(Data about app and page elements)
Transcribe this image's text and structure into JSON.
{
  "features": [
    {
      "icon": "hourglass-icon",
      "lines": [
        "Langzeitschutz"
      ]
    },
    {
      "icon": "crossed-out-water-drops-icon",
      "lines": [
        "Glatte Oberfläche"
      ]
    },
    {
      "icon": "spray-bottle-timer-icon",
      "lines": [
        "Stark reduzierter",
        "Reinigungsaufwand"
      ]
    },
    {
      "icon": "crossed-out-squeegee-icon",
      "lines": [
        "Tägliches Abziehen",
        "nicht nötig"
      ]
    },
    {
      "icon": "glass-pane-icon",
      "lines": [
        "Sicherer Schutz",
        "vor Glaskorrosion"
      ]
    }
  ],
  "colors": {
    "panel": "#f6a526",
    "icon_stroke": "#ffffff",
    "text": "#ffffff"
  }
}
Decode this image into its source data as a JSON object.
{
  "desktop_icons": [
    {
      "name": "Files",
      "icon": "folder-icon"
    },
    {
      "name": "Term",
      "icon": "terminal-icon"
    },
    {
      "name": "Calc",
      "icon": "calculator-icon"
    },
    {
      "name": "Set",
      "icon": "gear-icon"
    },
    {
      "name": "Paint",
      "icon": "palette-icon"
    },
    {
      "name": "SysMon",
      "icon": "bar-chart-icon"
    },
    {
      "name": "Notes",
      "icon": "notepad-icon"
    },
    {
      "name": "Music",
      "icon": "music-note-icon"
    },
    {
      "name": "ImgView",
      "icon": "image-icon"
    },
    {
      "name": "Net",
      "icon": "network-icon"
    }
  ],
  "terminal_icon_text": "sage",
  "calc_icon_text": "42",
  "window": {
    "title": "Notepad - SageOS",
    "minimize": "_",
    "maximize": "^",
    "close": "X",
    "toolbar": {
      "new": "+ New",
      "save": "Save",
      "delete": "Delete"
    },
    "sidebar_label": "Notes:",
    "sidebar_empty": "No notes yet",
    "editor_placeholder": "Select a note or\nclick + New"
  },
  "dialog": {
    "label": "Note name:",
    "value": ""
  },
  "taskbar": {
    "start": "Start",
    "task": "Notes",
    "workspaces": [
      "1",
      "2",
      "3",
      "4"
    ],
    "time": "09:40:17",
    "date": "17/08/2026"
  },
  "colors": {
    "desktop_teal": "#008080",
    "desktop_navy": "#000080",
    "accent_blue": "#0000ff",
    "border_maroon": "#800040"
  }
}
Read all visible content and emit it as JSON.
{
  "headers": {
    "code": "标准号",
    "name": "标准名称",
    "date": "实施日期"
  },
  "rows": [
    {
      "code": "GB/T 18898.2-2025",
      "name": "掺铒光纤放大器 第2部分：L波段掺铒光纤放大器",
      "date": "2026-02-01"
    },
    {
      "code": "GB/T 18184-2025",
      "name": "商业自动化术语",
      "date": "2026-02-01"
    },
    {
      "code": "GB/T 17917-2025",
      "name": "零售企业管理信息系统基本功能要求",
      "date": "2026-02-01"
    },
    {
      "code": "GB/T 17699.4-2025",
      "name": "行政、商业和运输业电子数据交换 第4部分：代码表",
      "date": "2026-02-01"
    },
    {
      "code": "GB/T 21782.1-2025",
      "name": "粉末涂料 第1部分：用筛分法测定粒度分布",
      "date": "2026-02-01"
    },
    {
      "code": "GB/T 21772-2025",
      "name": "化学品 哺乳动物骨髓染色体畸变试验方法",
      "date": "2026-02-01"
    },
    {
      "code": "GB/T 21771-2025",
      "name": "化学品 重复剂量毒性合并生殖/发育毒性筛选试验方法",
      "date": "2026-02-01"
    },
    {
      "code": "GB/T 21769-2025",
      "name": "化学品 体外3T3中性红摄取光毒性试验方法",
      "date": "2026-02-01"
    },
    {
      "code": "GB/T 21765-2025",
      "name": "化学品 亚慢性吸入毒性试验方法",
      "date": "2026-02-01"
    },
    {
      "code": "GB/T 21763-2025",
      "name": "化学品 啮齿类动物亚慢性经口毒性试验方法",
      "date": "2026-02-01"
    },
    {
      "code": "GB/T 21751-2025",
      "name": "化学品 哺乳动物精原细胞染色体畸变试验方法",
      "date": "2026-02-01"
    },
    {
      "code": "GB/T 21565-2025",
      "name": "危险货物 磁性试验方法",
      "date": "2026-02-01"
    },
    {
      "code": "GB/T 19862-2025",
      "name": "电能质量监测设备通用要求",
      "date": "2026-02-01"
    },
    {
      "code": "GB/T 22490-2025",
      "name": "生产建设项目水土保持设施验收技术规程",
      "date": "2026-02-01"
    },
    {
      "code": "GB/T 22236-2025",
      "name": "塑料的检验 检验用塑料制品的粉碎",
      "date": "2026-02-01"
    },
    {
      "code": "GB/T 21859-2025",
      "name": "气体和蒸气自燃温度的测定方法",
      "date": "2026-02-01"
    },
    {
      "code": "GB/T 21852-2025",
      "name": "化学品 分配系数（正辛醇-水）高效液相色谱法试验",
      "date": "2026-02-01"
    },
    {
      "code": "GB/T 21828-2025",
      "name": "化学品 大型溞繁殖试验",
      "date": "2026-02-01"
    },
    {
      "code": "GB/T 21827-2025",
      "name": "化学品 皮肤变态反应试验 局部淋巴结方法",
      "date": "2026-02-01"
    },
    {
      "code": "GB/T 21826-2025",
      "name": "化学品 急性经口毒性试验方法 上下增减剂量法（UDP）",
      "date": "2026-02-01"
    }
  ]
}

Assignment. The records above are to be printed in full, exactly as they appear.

Result of the exercise.
Transcribe this image's text and structure into JSON.
{
  "features": [
    {
      "icon": "hourglass-icon",
      "lines": [
        "Langzeitschutz"
      ]
    },
    {
      "icon": "crossed-out-water-drops-icon",
      "lines": [
        "Glatte Oberfläche"
      ]
    },
    {
      "icon": "spray-bottle-timer-icon",
      "lines": [
        "Stark reduzierter",
        "Reinigungsaufwand"
      ]
    },
    {
      "icon": "crossed-out-squeegee-icon",
      "lines": [
        "Tägliches Abziehen",
        "nicht nötig"
      ]
    },
    {
      "icon": "glass-pane-icon",
      "lines": [
        "Sicherer Schutz",
        "vor Glaskorrosion"
      ]
    }
  ],
  "colors": {
    "panel": "#f6a526",
    "icon_stroke": "#ffffff",
    "text": "#ffffff"
  }
}
Decode this image into its source data as a JSON object.
{
  "desktop_icons": [
    {
      "name": "Files",
      "icon": "folder-icon"
    },
    {
      "name": "Term",
      "icon": "terminal-icon"
    },
    {
      "name": "Calc",
      "icon": "calculator-icon"
    },
    {
      "name": "Set",
      "icon": "gear-icon"
    },
    {
      "name": "Paint",
      "icon": "palette-icon"
    },
    {
      "name": "SysMon",
      "icon": "bar-chart-icon"
    },
    {
      "name": "Notes",
      "icon": "notepad-icon"
    },
    {
      "name": "Music",
      "icon": "music-note-icon"
    },
    {
      "name": "ImgView",
      "icon": "image-icon"
    },
    {
      "name": "Net",
      "icon": "network-icon"
    }
  ],
  "terminal_icon_text": "sage",
  "calc_icon_text": "42",
  "window": {
    "title": "Notepad - SageOS",
    "minimize": "_",
    "maximize": "^",
    "close": "X",
    "toolbar": {
      "new": "+ New",
      "save": "Save",
      "delete": "Delete"
    },
    "sidebar_label": "Notes:",
    "sidebar_empty": "No notes yet",
    "editor_placeholder": "Select a note or\nclick + New"
  },
  "dialog": {
    "label": "Note name:",
    "value": ""
  },
  "taskbar": {
    "start": "Start",
    "task": "Notes",
    "workspaces": [
      "1",
      "2",
      "3",
      "4"
    ],
    "time": "09:40:17",
    "date": "17/08/2026"
  },
  "colors": {
    "desktop_teal": "#008080",
    "desktop_navy": "#000080",
    "accent_blue": "#0000ff",
    "border_maroon": "#800040"
  }
}
Read all visible content and emit it as JSON.
{
  "headers": {
    "code": "标准号",
    "name": "标准名称",
    "date": "实施日期"
  },
  "rows": [
    {
      "code": "GB/T 18898.2-2025",
      "name": "掺铒光纤放大器 第2部分：L波段掺铒光纤放大器",
      "date": "2026-02-01"
    },
    {
      "code": "GB/T 18184-2025",
      "name": "商业自动化术语",
      "date": "2026-02-01"
    },
    {
      "code": "GB/T 17917-2025",
      "name": "零售企业管理信息系统基本功能要求",
      "date": "2026-02-01"
    },
    {
      "code": "GB/T 17699.4-2025",
      "name": "行政、商业和运输业电子数据交换 第4部分：代码表",
      "date": "2026-02-01"
    },
    {
      "code": "GB/T 21782.1-2025",
      "name": "粉末涂料 第1部分：用筛分法测定粒度分布",
      "date": "2026-02-01"
    },
    {
      "code": "GB/T 21772-2025",
      "name": "化学品 哺乳动物骨髓染色体畸变试验方法",
      "date": "2026-02-01"
    },
    {
      "code": "GB/T 21771-2025",
      "name": "化学品 重复剂量毒性合并生殖/发育毒性筛选试验方法",
      "date": "2026-02-01"
    },
    {
      "code": "GB/T 21769-2025",
      "name": "化学品 体外3T3中性红摄取光毒性试验方法",
      "date": "2026-02-01"
    },
    {
      "code": "GB/T 21765-2025",
      "name": "化学品 亚慢性吸入毒性试验方法",
      "date": "2026-02-01"
    },
    {
      "code": "GB/T 21763-2025",
      "name": "化学品 啮齿类动物亚慢性经口毒性试验方法",
      "date": "2026-02-01"
    },
    {
      "code": "GB/T 21751-2025",
      "name": "化学品 哺乳动物精原细胞染色体畸变试验方法",
      "date": "2026-02-01"
    },
    {
      "code": "GB/T 21565-2025",
      "name": "危险货物 磁性试验方法",
      "date": "2026-02-01"
    },
    {
      "code": "GB/T 19862-2025",
      "name": "电能质量监测设备通用要求",
      "date": "2026-02-01"
    },
    {
      "code": "GB/T 22490-2025",
      "name": "生产建设项目水土保持设施验收技术规程",
      "date": "2026-02-01"
    },
    {
      "code": "GB/T 22236-2025",
      "name": "塑料的检验 检验用塑料制品的粉碎",
      "date": "2026-02-01"
    },
    {
      "code": "GB/T 21859-2025",
      "name": "气体和蒸气自燃温度的测定方法",
      "date": "2026-02-01"
    },
    {
      "code": "GB/T 21852-2025",
      "name": "化学品 分配系数（正辛醇-水）高效液相色谱法试验",
      "date": "2026-02-01"
    },
    {
      "code": "GB/T 21828-2025",
      "name": "化学品 大型溞繁殖试验",
      "date": "2026-02-01"
    },
    {
      "code": "GB/T 21827-2025",
      "name": "化学品 皮肤变态反应试验 局部淋巴结方法",
      "date": "2026-02-01"
    },
    {
      "code": "GB/T 21826-2025",
      "name": "化学品 急性经口毒性试验方法 上下增减剂量法（UDP）",
      "date": "2026-02-01"
    }
  ]
}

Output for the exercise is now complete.